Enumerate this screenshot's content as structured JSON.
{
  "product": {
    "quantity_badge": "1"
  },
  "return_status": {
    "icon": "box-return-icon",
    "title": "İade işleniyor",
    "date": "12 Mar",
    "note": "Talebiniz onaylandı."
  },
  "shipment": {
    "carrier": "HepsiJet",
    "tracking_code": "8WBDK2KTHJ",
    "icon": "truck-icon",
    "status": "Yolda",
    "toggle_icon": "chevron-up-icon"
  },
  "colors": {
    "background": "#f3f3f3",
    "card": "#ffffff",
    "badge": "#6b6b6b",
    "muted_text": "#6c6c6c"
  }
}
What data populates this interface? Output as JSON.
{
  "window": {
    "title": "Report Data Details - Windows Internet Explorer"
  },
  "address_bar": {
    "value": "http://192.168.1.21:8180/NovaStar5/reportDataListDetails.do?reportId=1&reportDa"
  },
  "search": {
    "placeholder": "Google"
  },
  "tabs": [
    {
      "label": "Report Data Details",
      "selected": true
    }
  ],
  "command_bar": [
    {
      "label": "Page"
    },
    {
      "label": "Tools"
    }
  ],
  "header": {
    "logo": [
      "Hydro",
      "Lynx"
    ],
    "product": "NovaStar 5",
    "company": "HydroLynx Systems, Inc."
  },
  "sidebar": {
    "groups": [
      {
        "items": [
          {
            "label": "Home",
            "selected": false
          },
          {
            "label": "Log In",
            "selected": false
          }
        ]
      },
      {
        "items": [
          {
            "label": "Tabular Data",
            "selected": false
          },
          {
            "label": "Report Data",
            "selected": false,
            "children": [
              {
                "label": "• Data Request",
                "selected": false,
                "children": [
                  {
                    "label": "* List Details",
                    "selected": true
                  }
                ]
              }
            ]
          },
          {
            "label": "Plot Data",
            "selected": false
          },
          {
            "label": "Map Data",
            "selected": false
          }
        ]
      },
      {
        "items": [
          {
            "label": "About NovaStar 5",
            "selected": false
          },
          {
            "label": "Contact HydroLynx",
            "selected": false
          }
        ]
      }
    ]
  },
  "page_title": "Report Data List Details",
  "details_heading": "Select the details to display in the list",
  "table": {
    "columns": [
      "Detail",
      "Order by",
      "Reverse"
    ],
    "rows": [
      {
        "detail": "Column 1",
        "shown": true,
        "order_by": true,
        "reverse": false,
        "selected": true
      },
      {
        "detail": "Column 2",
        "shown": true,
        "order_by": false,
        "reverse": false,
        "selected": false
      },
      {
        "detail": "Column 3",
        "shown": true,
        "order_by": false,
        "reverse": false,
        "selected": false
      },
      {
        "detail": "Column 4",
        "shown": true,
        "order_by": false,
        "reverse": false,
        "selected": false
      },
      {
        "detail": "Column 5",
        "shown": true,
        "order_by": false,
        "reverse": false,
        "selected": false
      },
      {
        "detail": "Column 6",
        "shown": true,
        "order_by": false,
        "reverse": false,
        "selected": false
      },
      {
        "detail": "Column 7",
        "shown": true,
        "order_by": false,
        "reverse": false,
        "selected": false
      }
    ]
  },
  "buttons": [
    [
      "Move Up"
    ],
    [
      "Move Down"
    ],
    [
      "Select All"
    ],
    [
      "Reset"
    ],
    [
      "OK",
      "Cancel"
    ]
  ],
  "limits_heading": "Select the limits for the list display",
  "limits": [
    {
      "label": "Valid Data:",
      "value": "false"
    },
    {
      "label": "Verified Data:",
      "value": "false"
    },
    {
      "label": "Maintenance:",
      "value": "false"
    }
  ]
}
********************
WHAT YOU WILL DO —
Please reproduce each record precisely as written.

ANSWER TO THE PROBLEM —
Enumerate this screenshot's content as structured JSON.
{
  "product": {
    "quantity_badge": "1"
  },
  "return_status": {
    "icon": "box-return-icon",
    "title": "İade işleniyor",
    "date": "12 Mar",
    "note": "Talebiniz onaylandı."
  },
  "shipment": {
    "carrier": "HepsiJet",
    "tracking_code": "8WBDK2KTHJ",
    "icon": "truck-icon",
    "status": "Yolda",
    "toggle_icon": "chevron-up-icon"
  },
  "colors": {
    "background": "#f3f3f3",
    "card": "#ffffff",
    "badge": "#6b6b6b",
    "muted_text": "#6c6c6c"
  }
}
What data populates this interface? Output as JSON.
{
  "window": {
    "title": "Report Data Details - Windows Internet Explorer"
  },
  "address_bar": {
    "value": "http://192.168.1.21:8180/NovaStar5/reportDataListDetails.do?reportId=1&reportDa"
  },
  "search": {
    "placeholder": "Google"
  },
  "tabs": [
    {
      "label": "Report Data Details",
      "selected": true
    }
  ],
  "command_bar": [
    {
      "label": "Page"
    },
    {
      "label": "Tools"
    }
  ],
  "header": {
    "logo": [
      "Hydro",
      "Lynx"
    ],
    "product": "NovaStar 5",
    "company": "HydroLynx Systems, Inc."
  },
  "sidebar": {
    "groups": [
      {
        "items": [
          {
            "label": "Home",
            "selected": false
          },
          {
            "label": "Log In",
            "selected": false
          }
        ]
      },
      {
        "items": [
          {
            "label": "Tabular Data",
            "selected": false
          },
          {
            "label": "Report Data",
            "selected": false,
            "children": [
              {
                "label": "• Data Request",
                "selected": false,
                "children": [
                  {
                    "label": "* List Details",
                    "selected": true
                  }
                ]
              }
            ]
          },
          {
            "label": "Plot Data",
            "selected": false
          },
          {
            "label": "Map Data",
            "selected": false
          }
        ]
      },
      {
        "items": [
          {
            "label": "About NovaStar 5",
            "selected": false
          },
          {
            "label": "Contact HydroLynx",
            "selected": false
          }
        ]
      }
    ]
  },
  "page_title": "Report Data List Details",
  "details_heading": "Select the details to display in the list",
  "table": {
    "columns": [
      "Detail",
      "Order by",
      "Reverse"
    ],
    "rows": [
      {
        "detail": "Column 1",
        "shown": true,
        "order_by": true,
        "reverse": false,
        "selected": true
      },
      {
        "detail": "Column 2",
        "shown": true,
        "order_by": false,
        "reverse": false,
        "selected": false
      },
      {
        "detail": "Column 3",
        "shown": true,
        "order_by": false,
        "reverse": false,
        "selected": false
      },
      {
        "detail": "Column 4",
        "shown": true,
        "order_by": false,
        "reverse": false,
        "selected": false
      },
      {
        "detail": "Column 5",
        "shown": true,
        "order_by": false,
        "reverse": false,
        "selected": false
      },
      {
        "detail": "Column 6",
        "shown": true,
        "order_by": false,
        "reverse": false,
        "selected": false
      },
      {
        "detail": "Column 7",
        "shown": true,
        "order_by": false,
        "reverse": false,
        "selected": false
      }
    ]
  },
  "buttons": [
    [
      "Move Up"
    ],
    [
      "Move Down"
    ],
    [
      "Select All"
    ],
    [
      "Reset"
    ],
    [
      "OK",
      "Cancel"
    ]
  ],
  "limits_heading": "Select the limits for the list display",
  "limits": [
    {
      "label": "Valid Data:",
      "value": "false"
    },
    {
      "label": "Verified Data:",
      "value": "false"
    },
    {
      "label": "Maintenance:",
      "value": "false"
    }
  ]
}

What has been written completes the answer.